"Educating yourself, going to public meetings, getting phone calls at home, talking to people on the street, all of that is part of our job. And much of that unpaid for. When someone comes up and talks to you, stops you at the grocery store and wants to talk to you about an issue, you stand and you talk and discuss what's going on. It's a part-time job, involving a tremendous number of hours. I know people don't understand how much work we put in."
Detroit Lakes School Board clerk Terrie Boyd had to think about it a bit. She figured at least 40 hours a month covers it, not including attending district activities. With the monthly meetings, committee meetings, keeping up on goings-on in the district, the state and federal legislature, and keeping up with policy, not to mention the occasional stops in public with interested in district business.
"I always want to know what people are thinking," she said.
Each of the school board members said the boards they are on strive to put the best people in the best positions to do a good job. Financially-savvy members are put on finance committees, educators work on curriculum or check out new textbooks. New board members also look to more experienced board members for guidance.
Waubun-Ogema-White Earth Community School's board chair Jim Helliksen, in his eighth year on the board, said the hours vary for certain months of the year with some times heavier than others, such as contract negotiations and various committee meetings.
"There is a lot of paperwork that we have to read and keep up on. There's new laws and changing laws and new formulas for financing that always have to be looked into and researched and kept abreast of because it's an ever-changing, evolving thing," he said.
"We have various committees that all the board members share upon, and so it breaks it up a little bit. But as far as the actual time, it's quite lengthy in a month's time.
"Usually you can easily spend 3-4 hours just going over each month's board packet and that's on a fairly blasé board meeting because there's a lot of information you have to go through and dissect and sometimes you have questions."
When asked about what challenges their districts are facing, all the board members talked about education funding on the federal and state levels.
Helliksen said it's important to continue funding successful programs and maintaining financial stability in the future.
Laine said that since the referendum passed last fall, her district faces the challenge of implementing programs the public sees as a priority.
Boyd said the DL district is just establishing its footing after getting a new superintendent, is working on creating a strategic planning document for future progress, and is trying to find ways "to stretch that dollar further" to keep the district financially fit.
Grondahl said her board is facing the challenge of coming up with a solution for LP-A's building situation and handling the lack of state funding.
"There's dwindling resources every year and increasing costs and rising expectations and that is an equation that is a formula for failure. Those are some of the real challenges that are facing any board lately," she said.
But Grondahl said financial challenges aren't all that face school boards. A change in public attitude since she was first elected to the school board 14 years ago could be attributed to education funding moving from the state and federal level to the local level.
"I see an attitude of distrust, hostility and thinking that school boards have ulterior motives," she said.
"Most school board members are very dedicated to the job of providing the best quality education they can to students and I'm very upset by the attitude I see in the public.

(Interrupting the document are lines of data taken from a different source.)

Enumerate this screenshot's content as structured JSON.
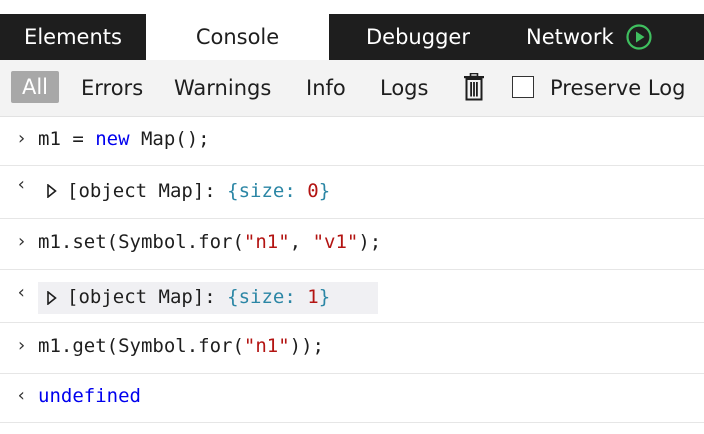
{
  "tabs": [
    {
      "label": "Elements",
      "active": false
    },
    {
      "label": "Console",
      "active": true
    },
    {
      "label": "Debugger",
      "active": false
    },
    {
      "label": "Network",
      "active": false
    }
  ],
  "filters": {
    "all": "All",
    "errors": "Errors",
    "warnings": "Warnings",
    "info": "Info",
    "logs": "Logs",
    "preserve_log": "Preserve Log",
    "preserve_log_checked": false,
    "active": "All"
  },
  "console": {
    "input_prompt": "›",
    "output_prompt": "‹",
    "rows": [
      {
        "kind": "input",
        "parts": [
          "m1 = ",
          "new",
          " Map();"
        ]
      },
      {
        "kind": "output",
        "parts": [
          "[object Map]: ",
          "{",
          "size: ",
          "0",
          "}"
        ]
      },
      {
        "kind": "input",
        "parts": [
          "m1.set(Symbol.for(",
          "\"n1\"",
          ", ",
          "\"v1\"",
          ");"
        ]
      },
      {
        "kind": "output",
        "parts": [
          "[object Map]: ",
          "{",
          "size: ",
          "1",
          "}"
        ]
      },
      {
        "kind": "input",
        "parts": [
          "m1.get(Symbol.for(",
          "\"n1\"",
          "));"
        ]
      },
      {
        "kind": "output",
        "parts": [
          "undefined"
        ]
      }
    ]
  },
  "colors": {
    "tabbar_bg": "#1e1e1e",
    "keyword": "#0000ee",
    "string": "#b31412",
    "number": "#b31412",
    "brace": "#2b86a5",
    "active_filter_bg": "#a8a8a8",
    "play_icon": "#3fbf5f"
  }
}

I think that's a real challenge that board members face now."
Now is the time to let district school boards know their hard work is appreciated. The Minnesota School Board Association designated Feb. 25 to Feb. 29 as School Board Appreciation Week.

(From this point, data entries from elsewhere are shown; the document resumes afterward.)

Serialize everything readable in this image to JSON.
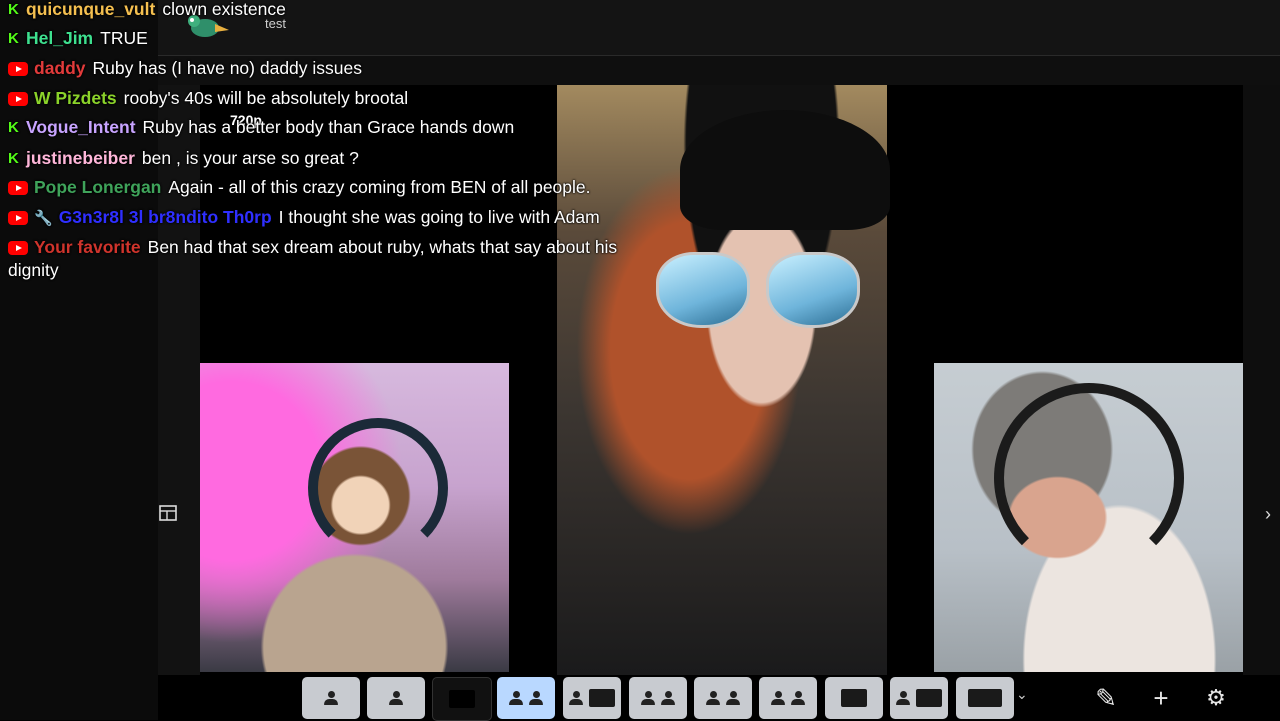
{
  "overlay": {
    "test_label": "test",
    "resolution_label": "720p"
  },
  "chat": {
    "messages": [
      {
        "badge": "kick",
        "name": "quicunque_vult",
        "name_color": "#f5c050",
        "text": "clown existence"
      },
      {
        "badge": "kick",
        "name": "Hel_Jim",
        "name_color": "#3ee08f",
        "text": "TRUE"
      },
      {
        "badge": "youtube",
        "name": "daddy",
        "name_color": "#e23b3b",
        "text": "Ruby has (I have no) daddy issues"
      },
      {
        "badge": "youtube",
        "name": "W Pizdets",
        "name_color": "#8bd32a",
        "text": "rooby's 40s will be absolutely brootal"
      },
      {
        "badge": "kick",
        "name": "Vogue_Intent",
        "name_color": "#c8a4ff",
        "text": "Ruby has a better body than Grace hands down"
      },
      {
        "badge": "kick",
        "name": "justinebeiber",
        "name_color": "#ffb6d9",
        "text": "ben , is your arse so great ?"
      },
      {
        "badge": "youtube",
        "name": "Pope Lonergan",
        "name_color": "#3fa35a",
        "text": "Again - all of this crazy coming from BEN of all people."
      },
      {
        "badge": "youtube",
        "extra_icon": "wrench-icon",
        "name": "G3n3r8l 3l br8ndito Th0rp",
        "name_color": "#2f2fff",
        "text": "I thought she was going to live with Adam"
      },
      {
        "badge": "youtube",
        "name": "Your favorite",
        "name_color": "#d0342c",
        "text": "Ben had that sex dream about ruby, whats that say about his",
        "continuation": "dignity"
      }
    ]
  },
  "toolbar": {
    "layouts": [
      "single-person",
      "single-person-alt",
      "screen-only",
      "two-up-active",
      "screen-with-person",
      "two-persons",
      "two-persons-split",
      "two-persons-boxed",
      "presenter",
      "person-and-screen",
      "screen-wide"
    ],
    "icons": [
      "pencil-icon",
      "plus-icon",
      "gear-icon"
    ]
  }
}
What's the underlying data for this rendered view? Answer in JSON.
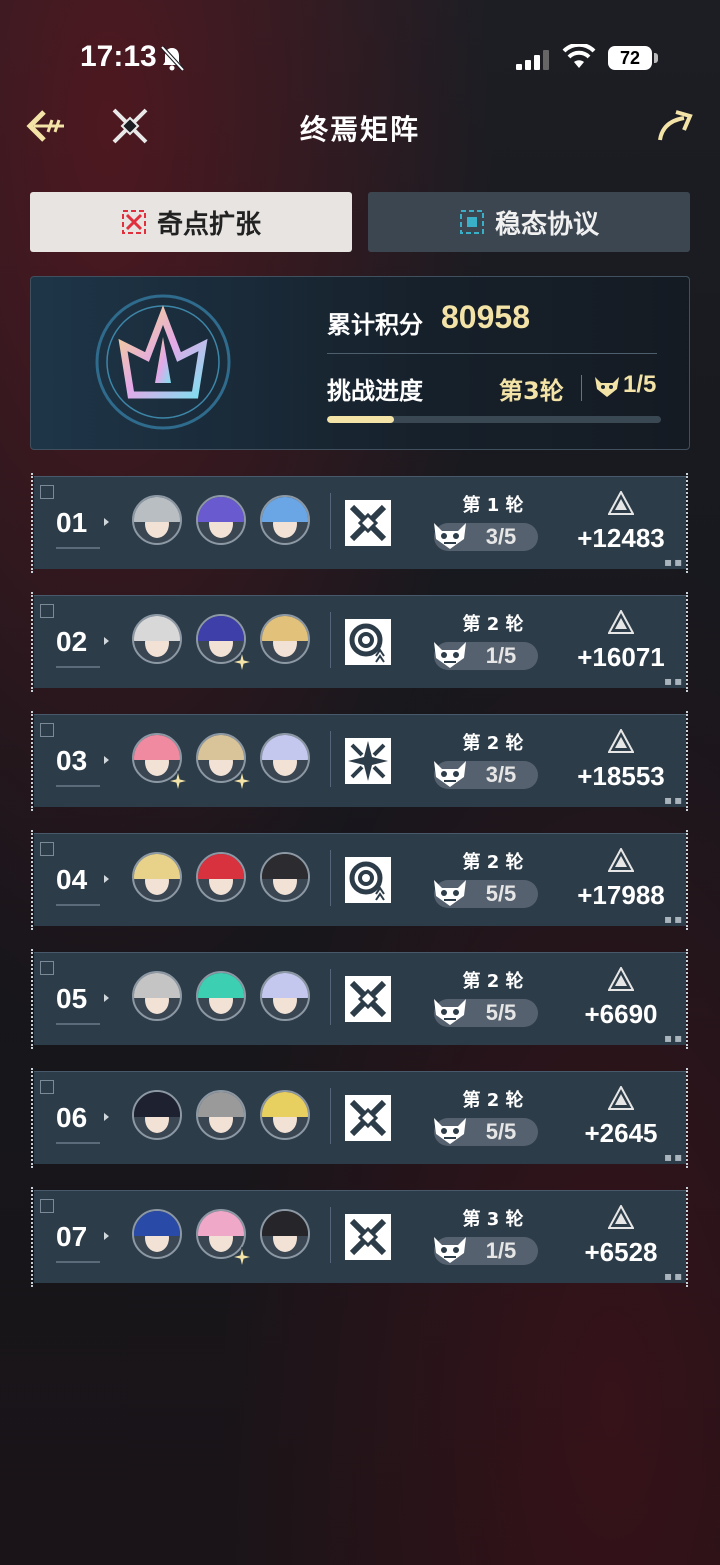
{
  "status_bar": {
    "time": "17:13",
    "battery": "72"
  },
  "header": {
    "title": "终焉矩阵"
  },
  "tabs": [
    {
      "label": "奇点扩张",
      "active": true
    },
    {
      "label": "稳态协议",
      "active": false
    }
  ],
  "summary": {
    "score_label": "累计积分",
    "score_value": "80958",
    "progress_label": "挑战进度",
    "round": "第3轮",
    "stage": "1/5",
    "progress_fraction": 0.2
  },
  "rows": [
    {
      "num": "01",
      "round": "第 1 轮",
      "stage": "3/5",
      "gain": "+12483",
      "mode": "crossed-swords-icon",
      "avatars": [
        [
          "#b9bec2",
          false
        ],
        [
          "#6a5ad0",
          false
        ],
        [
          "#6aa6e6",
          false
        ]
      ]
    },
    {
      "num": "02",
      "round": "第 2 轮",
      "stage": "1/5",
      "gain": "+16071",
      "mode": "spiral-icon",
      "avatars": [
        [
          "#d8d8d8",
          false
        ],
        [
          "#3e3fa8",
          true
        ],
        [
          "#e2c27a",
          false
        ]
      ]
    },
    {
      "num": "03",
      "round": "第 2 轮",
      "stage": "3/5",
      "gain": "+18553",
      "mode": "burst-icon",
      "avatars": [
        [
          "#f08aa0",
          true
        ],
        [
          "#d9c49a",
          true
        ],
        [
          "#c4c8ee",
          false
        ]
      ]
    },
    {
      "num": "04",
      "round": "第 2 轮",
      "stage": "5/5",
      "gain": "+17988",
      "mode": "spiral-icon",
      "avatars": [
        [
          "#e8d28a",
          false
        ],
        [
          "#d8323f",
          false
        ],
        [
          "#2c2c30",
          false
        ]
      ]
    },
    {
      "num": "05",
      "round": "第 2 轮",
      "stage": "5/5",
      "gain": "+6690",
      "mode": "crossed-swords-icon",
      "avatars": [
        [
          "#c4c4c4",
          false
        ],
        [
          "#3ccfb2",
          false
        ],
        [
          "#c4c8ee",
          false
        ]
      ]
    },
    {
      "num": "06",
      "round": "第 2 轮",
      "stage": "5/5",
      "gain": "+2645",
      "mode": "crossed-swords-icon",
      "avatars": [
        [
          "#1e2230",
          false
        ],
        [
          "#9a9a9a",
          false
        ],
        [
          "#e8d060",
          false
        ]
      ]
    },
    {
      "num": "07",
      "round": "第 3 轮",
      "stage": "1/5",
      "gain": "+6528",
      "mode": "crossed-swords-icon",
      "avatars": [
        [
          "#2a4aa8",
          false
        ],
        [
          "#f0a8c8",
          true
        ],
        [
          "#26262a",
          false
        ]
      ]
    }
  ]
}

For all the work that goes on in front of the public and behind the scenes, for grocery store stops and committee meetings, for handling the pressures of public service with grace, now is the time to offer a sincere "thank you" to those who serve their communities and future generations through the education of children.